How much more would you discover about a painting if you could spend time looking closely at it? The current public lecture series sponsored by the Yale University Art Gallery aims to provide attendees with the opportunity to closely examine and understand the ties between reality and depiction in 19th and 20th century landscapes by American painters whose works are in the YUAG’s collection.
Entitled “American Views, Viewpoints, and Manipulations,” the series is presented by Director Emeritus of the J. Paul Getty Museum in Los Angeles and YUAG associate John Walsh ’61. The six-part lecture series began on Oct. 27 by examining the work of Thomas Cole and will run through Dec. 7 with a discussion on the works of Edward Hopper.
“John is a gifted lecturer and he has a passion that he communicates to the audience,” said Laurence Kanter, chief curator at the YUAG. “He takes his time with the works of art, so he invites his audiences into the works of art with him, and that’s a very rare gift, to be able to first to think of doing that, and second to do it successfully.”

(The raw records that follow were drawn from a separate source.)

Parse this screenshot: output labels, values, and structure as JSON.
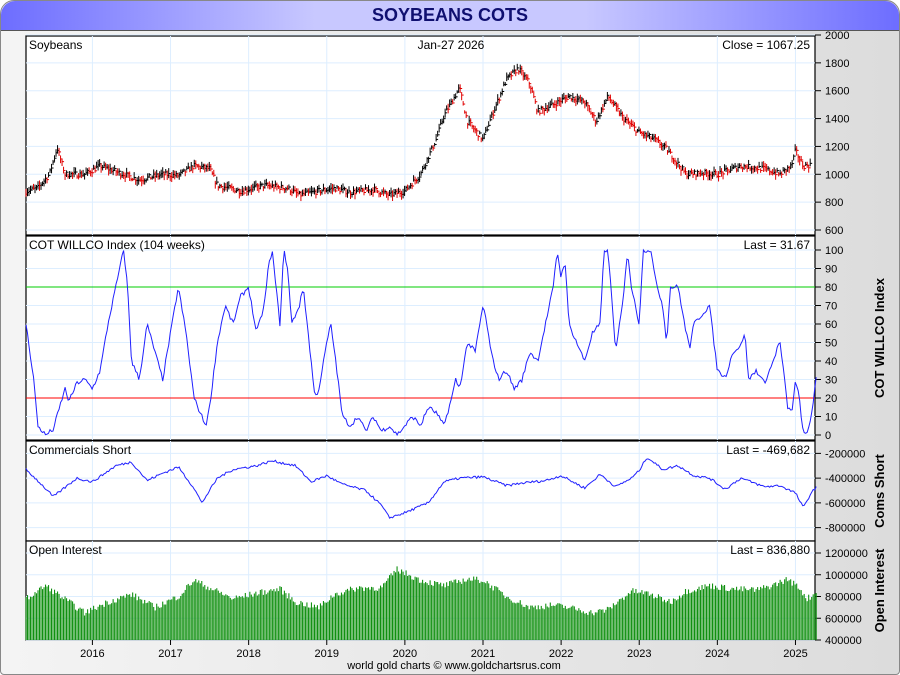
{
  "title": "SOYBEANS COTS",
  "footer": "world gold charts © www.goldchartsrus.com",
  "chart_data": [
    {
      "type": "ohlc",
      "name": "price",
      "label": "Soybeans",
      "date": "Jan-27  2026",
      "last_label": "Close = 1067.25",
      "ylim": [
        600,
        2000
      ],
      "yticks": [
        600,
        800,
        1000,
        1200,
        1400,
        1600,
        1800,
        2000
      ],
      "points": [
        [
          2015.1,
          870
        ],
        [
          2015.3,
          900
        ],
        [
          2015.45,
          1000
        ],
        [
          2015.55,
          1190
        ],
        [
          2015.65,
          1000
        ],
        [
          2015.9,
          1000
        ],
        [
          2016.1,
          1060
        ],
        [
          2016.3,
          1020
        ],
        [
          2016.6,
          960
        ],
        [
          2016.9,
          1000
        ],
        [
          2017.1,
          990
        ],
        [
          2017.3,
          1060
        ],
        [
          2017.5,
          1040
        ],
        [
          2017.6,
          920
        ],
        [
          2017.9,
          880
        ],
        [
          2018.2,
          920
        ],
        [
          2018.5,
          900
        ],
        [
          2018.65,
          850
        ],
        [
          2018.9,
          880
        ],
        [
          2019.1,
          900
        ],
        [
          2019.3,
          870
        ],
        [
          2019.6,
          890
        ],
        [
          2019.8,
          850
        ],
        [
          2020.0,
          880
        ],
        [
          2020.2,
          1000
        ],
        [
          2020.4,
          1250
        ],
        [
          2020.5,
          1420
        ],
        [
          2020.7,
          1620
        ],
        [
          2020.8,
          1380
        ],
        [
          2021.0,
          1250
        ],
        [
          2021.1,
          1400
        ],
        [
          2021.3,
          1680
        ],
        [
          2021.45,
          1760
        ],
        [
          2021.6,
          1650
        ],
        [
          2021.7,
          1450
        ],
        [
          2021.9,
          1500
        ],
        [
          2022.1,
          1560
        ],
        [
          2022.3,
          1520
        ],
        [
          2022.45,
          1380
        ],
        [
          2022.6,
          1560
        ],
        [
          2022.8,
          1400
        ],
        [
          2023.0,
          1300
        ],
        [
          2023.2,
          1250
        ],
        [
          2023.35,
          1180
        ],
        [
          2023.6,
          1000
        ],
        [
          2023.8,
          1010
        ],
        [
          2024.0,
          1000
        ],
        [
          2024.3,
          1060
        ],
        [
          2024.6,
          1040
        ],
        [
          2024.8,
          1000
        ],
        [
          2024.95,
          1060
        ],
        [
          2025.0,
          1170
        ],
        [
          2025.1,
          1060
        ],
        [
          2025.2,
          1067
        ]
      ]
    },
    {
      "type": "line",
      "name": "willco",
      "label": "COT WILLCO Index (104 weeks)",
      "last_label": "Last = 31.67",
      "axis_title": "COT WILLCO Index",
      "ylim": [
        0,
        100
      ],
      "yticks": [
        0,
        10,
        20,
        30,
        40,
        50,
        60,
        70,
        80,
        90,
        100
      ],
      "lines": {
        "upper": 80,
        "lower": 20
      },
      "colors": {
        "upper": "#00cc00",
        "lower": "#ff0000",
        "series": "#2020ff"
      },
      "points": [
        [
          2015.1,
          50
        ],
        [
          2015.15,
          60
        ],
        [
          2015.25,
          30
        ],
        [
          2015.3,
          5
        ],
        [
          2015.4,
          0
        ],
        [
          2015.5,
          3
        ],
        [
          2015.6,
          18
        ],
        [
          2015.65,
          25
        ],
        [
          2015.7,
          18
        ],
        [
          2015.8,
          28
        ],
        [
          2015.9,
          30
        ],
        [
          2016.0,
          25
        ],
        [
          2016.1,
          35
        ],
        [
          2016.2,
          60
        ],
        [
          2016.3,
          80
        ],
        [
          2016.4,
          100
        ],
        [
          2016.45,
          80
        ],
        [
          2016.5,
          40
        ],
        [
          2016.6,
          30
        ],
        [
          2016.7,
          60
        ],
        [
          2016.8,
          45
        ],
        [
          2016.9,
          30
        ],
        [
          2017.0,
          55
        ],
        [
          2017.1,
          80
        ],
        [
          2017.2,
          55
        ],
        [
          2017.3,
          20
        ],
        [
          2017.4,
          10
        ],
        [
          2017.45,
          5
        ],
        [
          2017.5,
          15
        ],
        [
          2017.6,
          50
        ],
        [
          2017.7,
          70
        ],
        [
          2017.8,
          60
        ],
        [
          2017.9,
          75
        ],
        [
          2018.0,
          80
        ],
        [
          2018.1,
          55
        ],
        [
          2018.2,
          70
        ],
        [
          2018.25,
          90
        ],
        [
          2018.3,
          100
        ],
        [
          2018.4,
          60
        ],
        [
          2018.45,
          100
        ],
        [
          2018.5,
          90
        ],
        [
          2018.55,
          60
        ],
        [
          2018.65,
          70
        ],
        [
          2018.7,
          80
        ],
        [
          2018.8,
          40
        ],
        [
          2018.85,
          20
        ],
        [
          2018.9,
          25
        ],
        [
          2019.0,
          50
        ],
        [
          2019.05,
          60
        ],
        [
          2019.1,
          45
        ],
        [
          2019.2,
          10
        ],
        [
          2019.3,
          5
        ],
        [
          2019.4,
          10
        ],
        [
          2019.5,
          2
        ],
        [
          2019.6,
          10
        ],
        [
          2019.7,
          2
        ],
        [
          2019.8,
          5
        ],
        [
          2019.9,
          0
        ],
        [
          2020.0,
          5
        ],
        [
          2020.1,
          10
        ],
        [
          2020.2,
          5
        ],
        [
          2020.3,
          15
        ],
        [
          2020.4,
          12
        ],
        [
          2020.5,
          5
        ],
        [
          2020.6,
          20
        ],
        [
          2020.65,
          30
        ],
        [
          2020.7,
          25
        ],
        [
          2020.8,
          50
        ],
        [
          2020.9,
          45
        ],
        [
          2021.0,
          70
        ],
        [
          2021.05,
          60
        ],
        [
          2021.1,
          45
        ],
        [
          2021.2,
          30
        ],
        [
          2021.3,
          35
        ],
        [
          2021.4,
          25
        ],
        [
          2021.5,
          30
        ],
        [
          2021.6,
          45
        ],
        [
          2021.7,
          40
        ],
        [
          2021.8,
          60
        ],
        [
          2021.9,
          80
        ],
        [
          2021.95,
          100
        ],
        [
          2022.0,
          85
        ],
        [
          2022.05,
          95
        ],
        [
          2022.1,
          60
        ],
        [
          2022.2,
          50
        ],
        [
          2022.3,
          40
        ],
        [
          2022.4,
          55
        ],
        [
          2022.5,
          60
        ],
        [
          2022.55,
          100
        ],
        [
          2022.6,
          100
        ],
        [
          2022.7,
          45
        ],
        [
          2022.8,
          75
        ],
        [
          2022.85,
          100
        ],
        [
          2022.9,
          80
        ],
        [
          2023.0,
          60
        ],
        [
          2023.05,
          100
        ],
        [
          2023.15,
          100
        ],
        [
          2023.2,
          85
        ],
        [
          2023.3,
          70
        ],
        [
          2023.35,
          50
        ],
        [
          2023.4,
          80
        ],
        [
          2023.5,
          80
        ],
        [
          2023.6,
          55
        ],
        [
          2023.65,
          48
        ],
        [
          2023.7,
          60
        ],
        [
          2023.8,
          65
        ],
        [
          2023.9,
          70
        ],
        [
          2024.0,
          35
        ],
        [
          2024.1,
          31
        ],
        [
          2024.2,
          45
        ],
        [
          2024.3,
          48
        ],
        [
          2024.35,
          56
        ],
        [
          2024.4,
          30
        ],
        [
          2024.5,
          35
        ],
        [
          2024.6,
          28
        ],
        [
          2024.7,
          38
        ],
        [
          2024.8,
          51
        ],
        [
          2024.9,
          15
        ],
        [
          2024.95,
          12
        ],
        [
          2025.0,
          29
        ],
        [
          2025.05,
          20
        ],
        [
          2025.1,
          0
        ],
        [
          2025.15,
          1
        ],
        [
          2025.2,
          10
        ],
        [
          2025.27,
          31.67
        ]
      ]
    },
    {
      "type": "line",
      "name": "coms",
      "label": "Commercials Short",
      "last_label": "Last = -469,682",
      "axis_title": "Coms Short",
      "ylim": [
        -900000,
        -100000
      ],
      "yticks": [
        -800000,
        -600000,
        -400000,
        -200000
      ],
      "tick_labels": [
        "-800000",
        "-600000",
        "-400000",
        "-200000"
      ],
      "colors": {
        "series": "#2020ff"
      },
      "points": [
        [
          2015.1,
          -300000
        ],
        [
          2015.3,
          -420000
        ],
        [
          2015.5,
          -550000
        ],
        [
          2015.6,
          -500000
        ],
        [
          2015.8,
          -400000
        ],
        [
          2016.0,
          -430000
        ],
        [
          2016.3,
          -300000
        ],
        [
          2016.5,
          -270000
        ],
        [
          2016.7,
          -420000
        ],
        [
          2016.9,
          -360000
        ],
        [
          2017.1,
          -310000
        ],
        [
          2017.3,
          -480000
        ],
        [
          2017.4,
          -600000
        ],
        [
          2017.6,
          -400000
        ],
        [
          2017.8,
          -330000
        ],
        [
          2018.1,
          -300000
        ],
        [
          2018.3,
          -260000
        ],
        [
          2018.6,
          -300000
        ],
        [
          2018.8,
          -430000
        ],
        [
          2019.0,
          -380000
        ],
        [
          2019.2,
          -450000
        ],
        [
          2019.5,
          -500000
        ],
        [
          2019.7,
          -620000
        ],
        [
          2019.8,
          -720000
        ],
        [
          2020.0,
          -680000
        ],
        [
          2020.3,
          -600000
        ],
        [
          2020.5,
          -430000
        ],
        [
          2020.7,
          -400000
        ],
        [
          2021.0,
          -390000
        ],
        [
          2021.3,
          -460000
        ],
        [
          2021.5,
          -440000
        ],
        [
          2021.8,
          -420000
        ],
        [
          2022.0,
          -380000
        ],
        [
          2022.3,
          -480000
        ],
        [
          2022.5,
          -370000
        ],
        [
          2022.7,
          -470000
        ],
        [
          2022.9,
          -400000
        ],
        [
          2023.0,
          -340000
        ],
        [
          2023.1,
          -230000
        ],
        [
          2023.3,
          -330000
        ],
        [
          2023.5,
          -300000
        ],
        [
          2023.7,
          -380000
        ],
        [
          2023.9,
          -400000
        ],
        [
          2024.1,
          -490000
        ],
        [
          2024.3,
          -400000
        ],
        [
          2024.6,
          -470000
        ],
        [
          2024.8,
          -460000
        ],
        [
          2025.0,
          -520000
        ],
        [
          2025.1,
          -640000
        ],
        [
          2025.2,
          -520000
        ],
        [
          2025.27,
          -469682
        ]
      ]
    },
    {
      "type": "bar",
      "name": "oi",
      "label": "Open Interest",
      "last_label": "Last = 836,880",
      "axis_title": "Open Interest",
      "ylim": [
        400000,
        1200000
      ],
      "yticks": [
        400000,
        600000,
        800000,
        1000000,
        1200000
      ],
      "colors": {
        "series": "#109010"
      },
      "points": [
        [
          2015.1,
          750000
        ],
        [
          2015.4,
          900000
        ],
        [
          2015.6,
          800000
        ],
        [
          2015.9,
          650000
        ],
        [
          2016.2,
          750000
        ],
        [
          2016.5,
          820000
        ],
        [
          2016.8,
          700000
        ],
        [
          2017.1,
          800000
        ],
        [
          2017.3,
          950000
        ],
        [
          2017.5,
          880000
        ],
        [
          2017.8,
          780000
        ],
        [
          2018.1,
          830000
        ],
        [
          2018.4,
          870000
        ],
        [
          2018.6,
          750000
        ],
        [
          2018.9,
          700000
        ],
        [
          2019.1,
          820000
        ],
        [
          2019.4,
          880000
        ],
        [
          2019.7,
          880000
        ],
        [
          2019.9,
          1050000
        ],
        [
          2020.2,
          950000
        ],
        [
          2020.5,
          900000
        ],
        [
          2020.8,
          960000
        ],
        [
          2021.0,
          950000
        ],
        [
          2021.3,
          800000
        ],
        [
          2021.6,
          700000
        ],
        [
          2021.9,
          720000
        ],
        [
          2022.1,
          700000
        ],
        [
          2022.4,
          650000
        ],
        [
          2022.6,
          680000
        ],
        [
          2022.9,
          850000
        ],
        [
          2023.1,
          830000
        ],
        [
          2023.4,
          750000
        ],
        [
          2023.6,
          850000
        ],
        [
          2023.9,
          900000
        ],
        [
          2024.2,
          870000
        ],
        [
          2024.5,
          860000
        ],
        [
          2024.7,
          900000
        ],
        [
          2024.9,
          960000
        ],
        [
          2025.05,
          880000
        ],
        [
          2025.15,
          780000
        ],
        [
          2025.27,
          836880
        ]
      ]
    },
    {
      "type": "axis",
      "name": "x",
      "xlim": [
        2015.15,
        2025.25
      ],
      "ticks": [
        2016,
        2017,
        2018,
        2019,
        2020,
        2021,
        2022,
        2023,
        2024,
        2025
      ],
      "tick_labels": [
        "2016",
        "2017",
        "2018",
        "2019",
        "2020",
        "2021",
        "2022",
        "2023",
        "2024",
        "2025"
      ]
    }
  ]
}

Walsh has led other lectures with the YUAG: In early 2015, he examined the Golden Age of Dutch art through a six-part lecture series, with the collaboration of the van Otterloo family who loaned 30 Dutch and Flemish paintings to the gallery at that time. Earlier in fall 2013, he presented “Let This Be a Lesson: Heroes, Heroines, and Narrative in Paintings at Yale,” which examined 11 paintings and the illustrated moral issues.
The initial idea for a lecture series began in earnest with the expansion of the gallery in 2012, said Pamela Franks, senior deputy director of the YUAG. Walsh has served on the governing board of the YUAG for more than three decades and often teaches Gallery Guides, Wurtele Gallery Teachers and fellows, and the YUAG wanted to expand his passion and knowledge to a larger audience.
“The lecture series grew out of teaching with works in galleries, slowing down, looking closely and uncovering everything,” Franks said. “We wanted to make this teaching accessible to a growing audience as the gallery was growing, so we started thinking about [the lectures] leading up to the expansion of the YUAG.”
The lecture series serves to engage people with the artwork, explained Kanter. He added that the series are “the engine” that keeps the Gallery’s collection moving forward.
“John has been more instrumental in training future lovers of works of art than anyone else I’ve ever met,” Kanter added.
Walsh’s teaching is focused on a method of sustained close examination — at the beginning of each lecture, he presents the chosen work and then scrolls through details of the painting while staying silent and allowing the audience to visually absorb the work of art. After this exercise, Walsh describes the painting and contextualizes it both historically and within the larger body of work of each artist.
The lectures, which often fill up the 381-seat auditorium, are followed by a close examination session of about 15 attendees. Jennifer Raab, an art history professor, noted that Walsh’s powerful teaching method allows the audience to come together and ask questions.
“One of the most remarkable things about John’s lectures and his teaching is that they unfold as a gradual process of revelation,” Raab said. “Knowing that hundreds of people are focusing on the same thing, there’s something very powerful about asking us to do that collectively in an era where our attention is so fractured and so mediated by screens and reproductive technologies.”
Walsh’s current lectures examine the similarities and differences between illustration and reality in landscape paintings, and Walsh said he tried to replicate the vantage point of the chosen American artists. During the talk on Thomas Cole, Walsh said, he was so intrigued by the mountains the American Hudson River school painter portrayed in the background of his landscapes that he decided to travel through the Catskill Mountains in order to determine whether Cole had illustrated a real mountain or fabricated one.
This deep enjoyment and curiosity are even more apparent in the close-looking sessions. At the beginning of the most recent session, concerning the 1861 work “Twilight in the Catskills” by Sanford Gifford, Walsh told the participants, “Give yourself the chance to come close, I’d like to know what you see that you didn’t see before.”
“John’s masterful at asking questions and making observations that might appear simple but help to challenge your fundamental assumptions, and that’s the mark of a brilliant teacher,” Raab said. “You lean in, and he asks you to look more carefully so as to understand the depth of complexity that a single work of art can offer.”
To this end, the YUAG has endowed a John Walsh Lecture and Education Fund that will enable the gallery to host future public lectures. Franks said the success of Walsh’s talks demonstrates the public’s interest in close-looking, and that the fund will further this goal.
The next lecture in the “American Views, Viewpoints, and Manipulations” series will focus on Albert Bierstadt and take place at 1:30 p.m. on Nov. 17 at the YUAG, which is located at 1111 Chapel St.
Chloé Glass | email@example.com